Boris Becker made tennis history when he won Wimbledon aged 17 in 1985.
Boris Becker says a prison “inmate tried to kill” him during the tennis great’s incarceration in a British jail during an interview that was aired Tuesday by German broadcaster Sat 1.
The inmate at Huntercombe prison, who Becker calls John, had been in prison for over 16 years, for killing two people when he was 18.
Becker claimed that John was unhappy with the German’s friendship with Black inmates and on one occasion threatened to sexually assault him. John had verbally explained what physical harm he would do to him.
“I was shaking so bad,” Becker said when recalling the confrontation. “I shouted loudly and immediately the inmates came out and threatened him,” added the 55-year-old former tennis star.
According to Becker, a group of about 10 prisoners, predominately Black, came to intervene and protect him when he screamed for help. The prisoners arrived and told John to leave immediately or else he would be beaten.
“He was dangerous. He couldn’t understand why I was so connected with Black prisoners,” said Becker.
“Prison world is a bit different,” added Becker, describing how John later “asked him for forgiveness” and an opportunity to reconcile. “I hugged him and told him I had great respect for him.”
In April, Becker was found guilty of four charges relating to his 2017 bankruptcy case under the Insolvency Act and was sentenced by Judge Deborah Taylor at Southwark Crown Court to two-and-a-half-years in April.
In London’s Wandsworth prison, where Becker spent the first weeks after his conviction, the 55-year-old said a fellow inmate tried to blackmail him and “wanted my money.”
Once again he says fellow inmates had protected him from any physical harm.
The UK’s Prison and Probation Service did not immediately respond to CNN’s request for comment.
Becker also revealed several prominent friends – including Liverpool manager Jürgen Klopp – wanted to visit him in prison.
“I am quite good friends with Jürgen Klopp,” said Becker, who was told by prison authorities that the Liverpool manager “is not allowed to visit you because he is too well known. We are afraid for his safety, and we don’t want the hype.”
Liverpool did not immediately respond to CNN’s request for comment.
Becker gives his first interview after release from prison and fights back tears.
Frank Hoermann/SVEN SIMON/picture-alliance/dpa/AP
‘You are just a number’
The former world No. 1 men’s tennis player is now in Germany after serving eight months in prison.
“In prison, you are a nobody. You are just a number. Mine was A2923EV,” Becker told German broadcaster Sat 1’s Steven Gätjen, according to the tabloid Bild.
“And they don’t give a sh*t who you are,” added Becker, who was originally due to serve half his sentence in jail.
“I think I have rediscovered the person in me that I once was,” Becker told Gätjen.
“I have learned a hard lesson, a very expensive one, a very painful one.
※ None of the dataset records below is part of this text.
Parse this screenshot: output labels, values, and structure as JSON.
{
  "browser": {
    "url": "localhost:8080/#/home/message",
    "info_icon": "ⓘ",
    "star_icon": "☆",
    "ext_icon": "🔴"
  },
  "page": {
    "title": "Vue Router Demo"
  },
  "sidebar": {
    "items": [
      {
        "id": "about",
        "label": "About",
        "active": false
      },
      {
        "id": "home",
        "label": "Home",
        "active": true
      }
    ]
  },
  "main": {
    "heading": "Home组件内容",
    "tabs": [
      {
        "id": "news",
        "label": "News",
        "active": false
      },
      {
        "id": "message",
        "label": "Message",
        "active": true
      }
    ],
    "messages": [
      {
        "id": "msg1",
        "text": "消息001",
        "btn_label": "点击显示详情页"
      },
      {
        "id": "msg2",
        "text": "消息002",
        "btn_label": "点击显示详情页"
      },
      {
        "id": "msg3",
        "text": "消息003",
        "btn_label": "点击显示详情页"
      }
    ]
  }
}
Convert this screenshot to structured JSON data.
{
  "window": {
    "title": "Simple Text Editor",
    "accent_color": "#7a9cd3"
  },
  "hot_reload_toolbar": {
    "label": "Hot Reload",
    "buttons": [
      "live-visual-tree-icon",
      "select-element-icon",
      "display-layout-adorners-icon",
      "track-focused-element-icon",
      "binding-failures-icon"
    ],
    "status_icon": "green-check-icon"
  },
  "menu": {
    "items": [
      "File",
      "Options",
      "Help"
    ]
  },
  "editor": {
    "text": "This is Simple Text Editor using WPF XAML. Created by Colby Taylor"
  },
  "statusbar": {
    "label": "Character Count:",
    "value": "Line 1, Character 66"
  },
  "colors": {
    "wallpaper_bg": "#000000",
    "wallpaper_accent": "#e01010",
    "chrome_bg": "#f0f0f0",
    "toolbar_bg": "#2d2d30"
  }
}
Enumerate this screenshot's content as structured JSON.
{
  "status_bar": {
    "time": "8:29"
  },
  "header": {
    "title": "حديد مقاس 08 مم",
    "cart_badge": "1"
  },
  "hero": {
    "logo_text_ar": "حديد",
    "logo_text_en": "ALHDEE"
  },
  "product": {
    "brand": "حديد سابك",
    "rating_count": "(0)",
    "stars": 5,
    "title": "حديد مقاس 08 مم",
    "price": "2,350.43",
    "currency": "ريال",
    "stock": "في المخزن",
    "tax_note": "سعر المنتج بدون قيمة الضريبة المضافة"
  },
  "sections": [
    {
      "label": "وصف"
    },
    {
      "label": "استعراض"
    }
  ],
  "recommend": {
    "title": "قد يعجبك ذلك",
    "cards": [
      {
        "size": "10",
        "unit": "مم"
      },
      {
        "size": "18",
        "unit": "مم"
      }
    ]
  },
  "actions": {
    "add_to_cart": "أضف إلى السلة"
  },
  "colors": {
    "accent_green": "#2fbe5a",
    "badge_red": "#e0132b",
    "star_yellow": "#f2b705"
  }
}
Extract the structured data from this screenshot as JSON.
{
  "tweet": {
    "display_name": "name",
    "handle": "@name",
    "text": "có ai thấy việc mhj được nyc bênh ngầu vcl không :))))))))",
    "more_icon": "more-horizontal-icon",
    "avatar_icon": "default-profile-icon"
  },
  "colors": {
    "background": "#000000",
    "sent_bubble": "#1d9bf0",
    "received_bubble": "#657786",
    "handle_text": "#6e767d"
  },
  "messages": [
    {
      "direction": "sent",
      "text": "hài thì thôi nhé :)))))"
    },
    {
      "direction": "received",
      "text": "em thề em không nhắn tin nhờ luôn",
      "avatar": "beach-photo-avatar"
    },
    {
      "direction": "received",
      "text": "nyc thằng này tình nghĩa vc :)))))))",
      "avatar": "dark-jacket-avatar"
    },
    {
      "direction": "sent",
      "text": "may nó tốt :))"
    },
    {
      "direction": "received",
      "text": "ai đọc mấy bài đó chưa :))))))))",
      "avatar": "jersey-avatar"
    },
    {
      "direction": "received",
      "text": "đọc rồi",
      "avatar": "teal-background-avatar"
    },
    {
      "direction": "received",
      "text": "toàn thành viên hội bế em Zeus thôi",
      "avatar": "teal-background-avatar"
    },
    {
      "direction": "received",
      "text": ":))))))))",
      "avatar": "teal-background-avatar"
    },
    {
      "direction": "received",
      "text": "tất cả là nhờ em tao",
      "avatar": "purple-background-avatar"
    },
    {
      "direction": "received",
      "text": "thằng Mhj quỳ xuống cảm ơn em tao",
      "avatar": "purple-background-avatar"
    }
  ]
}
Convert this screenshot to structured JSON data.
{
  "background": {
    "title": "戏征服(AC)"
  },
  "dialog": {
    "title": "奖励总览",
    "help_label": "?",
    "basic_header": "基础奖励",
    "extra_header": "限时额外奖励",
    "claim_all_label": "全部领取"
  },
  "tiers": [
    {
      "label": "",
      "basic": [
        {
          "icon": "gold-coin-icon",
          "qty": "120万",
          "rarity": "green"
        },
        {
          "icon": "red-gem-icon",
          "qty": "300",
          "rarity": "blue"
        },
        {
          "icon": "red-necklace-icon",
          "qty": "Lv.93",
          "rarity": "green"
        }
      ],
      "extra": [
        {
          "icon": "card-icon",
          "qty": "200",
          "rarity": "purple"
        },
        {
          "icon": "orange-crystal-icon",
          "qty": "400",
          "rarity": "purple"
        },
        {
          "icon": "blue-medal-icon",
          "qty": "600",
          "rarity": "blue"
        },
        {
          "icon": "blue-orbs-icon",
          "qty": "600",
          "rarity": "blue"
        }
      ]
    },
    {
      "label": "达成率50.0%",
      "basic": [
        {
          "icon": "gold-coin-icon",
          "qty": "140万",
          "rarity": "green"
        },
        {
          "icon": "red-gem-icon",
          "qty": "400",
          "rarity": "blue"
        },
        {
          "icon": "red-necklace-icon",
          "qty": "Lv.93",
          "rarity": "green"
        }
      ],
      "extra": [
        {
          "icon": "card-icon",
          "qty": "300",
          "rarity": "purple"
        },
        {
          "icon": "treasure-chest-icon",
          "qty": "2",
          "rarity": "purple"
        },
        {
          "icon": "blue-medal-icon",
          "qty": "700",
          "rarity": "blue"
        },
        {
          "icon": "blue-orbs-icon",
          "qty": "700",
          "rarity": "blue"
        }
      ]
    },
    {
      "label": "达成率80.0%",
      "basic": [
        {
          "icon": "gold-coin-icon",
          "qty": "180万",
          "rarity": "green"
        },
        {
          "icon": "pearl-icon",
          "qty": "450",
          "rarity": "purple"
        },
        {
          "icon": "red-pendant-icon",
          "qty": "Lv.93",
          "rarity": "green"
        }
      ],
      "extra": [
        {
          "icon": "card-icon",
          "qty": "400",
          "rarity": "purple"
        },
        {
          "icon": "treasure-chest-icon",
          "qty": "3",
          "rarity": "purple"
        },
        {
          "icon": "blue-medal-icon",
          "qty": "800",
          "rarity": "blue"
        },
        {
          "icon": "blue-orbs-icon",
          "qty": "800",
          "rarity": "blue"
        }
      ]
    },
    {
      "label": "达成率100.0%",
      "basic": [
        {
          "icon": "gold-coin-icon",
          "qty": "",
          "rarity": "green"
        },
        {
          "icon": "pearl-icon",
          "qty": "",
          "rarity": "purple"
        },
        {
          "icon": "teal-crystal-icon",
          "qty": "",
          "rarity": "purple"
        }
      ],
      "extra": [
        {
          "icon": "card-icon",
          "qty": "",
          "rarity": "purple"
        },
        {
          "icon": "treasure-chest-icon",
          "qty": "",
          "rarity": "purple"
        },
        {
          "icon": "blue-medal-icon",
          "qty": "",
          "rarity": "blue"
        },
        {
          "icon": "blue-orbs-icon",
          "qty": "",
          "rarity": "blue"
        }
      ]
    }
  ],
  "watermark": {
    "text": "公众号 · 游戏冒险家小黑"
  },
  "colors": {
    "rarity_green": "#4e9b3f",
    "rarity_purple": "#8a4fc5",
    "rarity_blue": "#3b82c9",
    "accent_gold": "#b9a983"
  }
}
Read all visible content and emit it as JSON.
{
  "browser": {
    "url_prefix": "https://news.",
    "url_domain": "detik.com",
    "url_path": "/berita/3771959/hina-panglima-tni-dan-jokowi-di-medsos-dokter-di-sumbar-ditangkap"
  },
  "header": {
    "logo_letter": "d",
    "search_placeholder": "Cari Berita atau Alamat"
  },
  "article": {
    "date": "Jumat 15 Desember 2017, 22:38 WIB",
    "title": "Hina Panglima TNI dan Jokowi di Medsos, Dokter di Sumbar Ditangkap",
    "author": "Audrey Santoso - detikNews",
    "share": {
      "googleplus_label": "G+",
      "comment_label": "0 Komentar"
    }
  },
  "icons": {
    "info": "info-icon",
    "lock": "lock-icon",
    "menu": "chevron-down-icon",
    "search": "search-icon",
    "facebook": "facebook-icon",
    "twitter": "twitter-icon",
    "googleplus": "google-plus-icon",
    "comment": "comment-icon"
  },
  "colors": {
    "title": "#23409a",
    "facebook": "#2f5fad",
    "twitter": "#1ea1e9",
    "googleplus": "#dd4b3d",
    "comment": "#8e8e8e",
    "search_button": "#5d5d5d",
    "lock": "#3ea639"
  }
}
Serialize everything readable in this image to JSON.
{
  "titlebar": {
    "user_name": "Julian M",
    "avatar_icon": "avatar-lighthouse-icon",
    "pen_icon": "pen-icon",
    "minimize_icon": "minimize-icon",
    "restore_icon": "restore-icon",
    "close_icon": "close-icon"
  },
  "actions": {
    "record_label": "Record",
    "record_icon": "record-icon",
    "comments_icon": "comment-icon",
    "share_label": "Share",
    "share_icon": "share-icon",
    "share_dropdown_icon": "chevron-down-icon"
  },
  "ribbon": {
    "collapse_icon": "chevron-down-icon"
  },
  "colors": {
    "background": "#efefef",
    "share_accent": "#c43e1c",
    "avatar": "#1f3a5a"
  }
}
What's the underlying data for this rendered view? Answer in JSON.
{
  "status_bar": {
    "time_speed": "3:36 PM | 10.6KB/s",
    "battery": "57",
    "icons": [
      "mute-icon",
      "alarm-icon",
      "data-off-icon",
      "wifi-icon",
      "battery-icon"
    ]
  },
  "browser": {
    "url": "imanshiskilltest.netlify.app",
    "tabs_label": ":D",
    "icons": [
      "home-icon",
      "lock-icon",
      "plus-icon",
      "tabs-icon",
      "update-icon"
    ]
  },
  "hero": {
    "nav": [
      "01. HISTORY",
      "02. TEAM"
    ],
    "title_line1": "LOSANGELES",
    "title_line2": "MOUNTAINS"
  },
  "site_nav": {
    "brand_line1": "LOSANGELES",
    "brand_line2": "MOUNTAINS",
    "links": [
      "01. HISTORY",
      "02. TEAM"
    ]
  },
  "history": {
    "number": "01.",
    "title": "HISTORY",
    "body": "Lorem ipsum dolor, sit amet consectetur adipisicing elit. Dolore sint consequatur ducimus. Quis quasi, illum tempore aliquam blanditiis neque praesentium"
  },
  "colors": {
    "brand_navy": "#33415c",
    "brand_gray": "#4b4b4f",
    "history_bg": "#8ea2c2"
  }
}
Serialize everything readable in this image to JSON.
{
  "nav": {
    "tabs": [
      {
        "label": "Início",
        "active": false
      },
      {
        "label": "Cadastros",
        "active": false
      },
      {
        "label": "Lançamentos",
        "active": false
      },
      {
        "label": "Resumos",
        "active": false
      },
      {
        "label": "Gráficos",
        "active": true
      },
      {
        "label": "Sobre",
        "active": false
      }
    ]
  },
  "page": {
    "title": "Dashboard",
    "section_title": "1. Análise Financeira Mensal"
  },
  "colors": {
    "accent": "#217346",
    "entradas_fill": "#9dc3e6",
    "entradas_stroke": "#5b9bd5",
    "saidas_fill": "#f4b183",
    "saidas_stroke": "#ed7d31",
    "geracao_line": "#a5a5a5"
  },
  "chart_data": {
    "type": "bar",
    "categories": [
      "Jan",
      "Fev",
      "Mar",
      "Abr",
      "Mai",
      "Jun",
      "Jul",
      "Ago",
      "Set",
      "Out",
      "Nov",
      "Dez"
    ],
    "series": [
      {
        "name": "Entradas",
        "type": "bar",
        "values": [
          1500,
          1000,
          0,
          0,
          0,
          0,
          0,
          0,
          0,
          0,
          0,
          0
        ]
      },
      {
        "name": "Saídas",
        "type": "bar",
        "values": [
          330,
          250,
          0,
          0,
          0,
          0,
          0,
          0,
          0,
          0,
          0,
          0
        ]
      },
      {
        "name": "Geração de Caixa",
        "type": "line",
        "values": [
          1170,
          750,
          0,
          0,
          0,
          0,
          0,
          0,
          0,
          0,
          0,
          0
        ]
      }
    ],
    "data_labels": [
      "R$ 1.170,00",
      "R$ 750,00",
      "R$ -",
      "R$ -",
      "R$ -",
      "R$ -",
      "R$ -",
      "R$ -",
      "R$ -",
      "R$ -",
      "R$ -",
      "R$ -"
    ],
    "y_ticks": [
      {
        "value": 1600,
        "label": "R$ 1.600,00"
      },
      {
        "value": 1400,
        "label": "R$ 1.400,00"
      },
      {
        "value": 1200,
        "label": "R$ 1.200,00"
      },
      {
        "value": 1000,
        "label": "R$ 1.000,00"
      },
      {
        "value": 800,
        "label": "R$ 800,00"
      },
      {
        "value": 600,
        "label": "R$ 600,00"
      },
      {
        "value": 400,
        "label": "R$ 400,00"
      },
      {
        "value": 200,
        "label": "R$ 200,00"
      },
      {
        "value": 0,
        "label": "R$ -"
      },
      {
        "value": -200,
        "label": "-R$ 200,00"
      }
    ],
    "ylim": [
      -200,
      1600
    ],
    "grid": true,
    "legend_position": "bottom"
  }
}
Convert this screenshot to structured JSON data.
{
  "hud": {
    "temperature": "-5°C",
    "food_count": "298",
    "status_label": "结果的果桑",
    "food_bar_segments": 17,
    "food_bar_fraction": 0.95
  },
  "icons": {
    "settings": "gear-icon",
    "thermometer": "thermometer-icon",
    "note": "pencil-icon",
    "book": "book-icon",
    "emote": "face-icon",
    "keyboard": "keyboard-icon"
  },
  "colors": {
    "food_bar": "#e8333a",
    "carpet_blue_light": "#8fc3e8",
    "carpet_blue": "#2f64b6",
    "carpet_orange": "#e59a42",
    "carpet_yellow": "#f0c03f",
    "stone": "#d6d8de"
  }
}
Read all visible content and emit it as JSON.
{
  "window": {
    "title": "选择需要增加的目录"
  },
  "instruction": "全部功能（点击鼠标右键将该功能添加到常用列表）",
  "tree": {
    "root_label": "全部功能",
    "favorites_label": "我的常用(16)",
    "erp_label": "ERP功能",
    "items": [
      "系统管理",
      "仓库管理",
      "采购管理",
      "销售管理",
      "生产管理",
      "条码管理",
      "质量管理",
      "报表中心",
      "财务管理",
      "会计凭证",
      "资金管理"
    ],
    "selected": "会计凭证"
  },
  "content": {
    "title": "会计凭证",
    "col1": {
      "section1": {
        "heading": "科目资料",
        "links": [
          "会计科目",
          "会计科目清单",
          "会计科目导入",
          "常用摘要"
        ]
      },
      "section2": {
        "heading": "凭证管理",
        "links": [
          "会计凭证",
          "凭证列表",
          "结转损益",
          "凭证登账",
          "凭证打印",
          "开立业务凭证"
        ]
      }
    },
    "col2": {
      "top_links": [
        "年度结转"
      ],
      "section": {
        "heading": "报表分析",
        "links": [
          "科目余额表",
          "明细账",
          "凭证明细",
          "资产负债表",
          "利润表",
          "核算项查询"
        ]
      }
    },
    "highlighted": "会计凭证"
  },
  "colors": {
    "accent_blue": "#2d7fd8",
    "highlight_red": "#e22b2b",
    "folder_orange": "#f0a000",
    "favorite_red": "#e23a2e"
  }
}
But the whole thing has taught me something important and good. And some things happen for a reason,” Becker added.
The time in prison made Becker “really reflect on his life,” Gätjen said. “You have to realize: Boris Becker has been in the spotlight since he was 17 years old.
“And then suddenly he’s locked up, can’t go out, only gets visits twice a month, is forced to fit into a strict prison system. I definitely had the impression that this experience really took a toll on him.”
Becker spent his first weeks behind bars in Wandsworth. Becker told Gätjen that he was “very afraid of ending up in a collective cell.”
According to Gätjen, Becker was alone for the “first four days without contact with the outside world and was locked in his cell around the clock, with one hour of exit per day.”
Becker was reportedly transferred to Huntercombe prison in Oxfordshire from Wandsworth in May.
Ben Birchall/PA Images/Getty Images
The German made tennis history when he won Wimbledon aged 17 in 1985 and went on to win five more grand slam titles over the next 11 years.
He remained active in the tennis world since retiring from the sport, notably as the coach of Novak Djokovic and through frequent media appearances as a commentator and pundit.
At Becker’s court case in April, the six-time grand slam champion was accused of “playing the system with bad faith” by concealing and transferring assets, and had deprived creditors of more than £2 million ($2.51 million) in assets.
Becker previously denied all the charges, saying he had cooperated with bankruptcy proceedings, according to Reuters.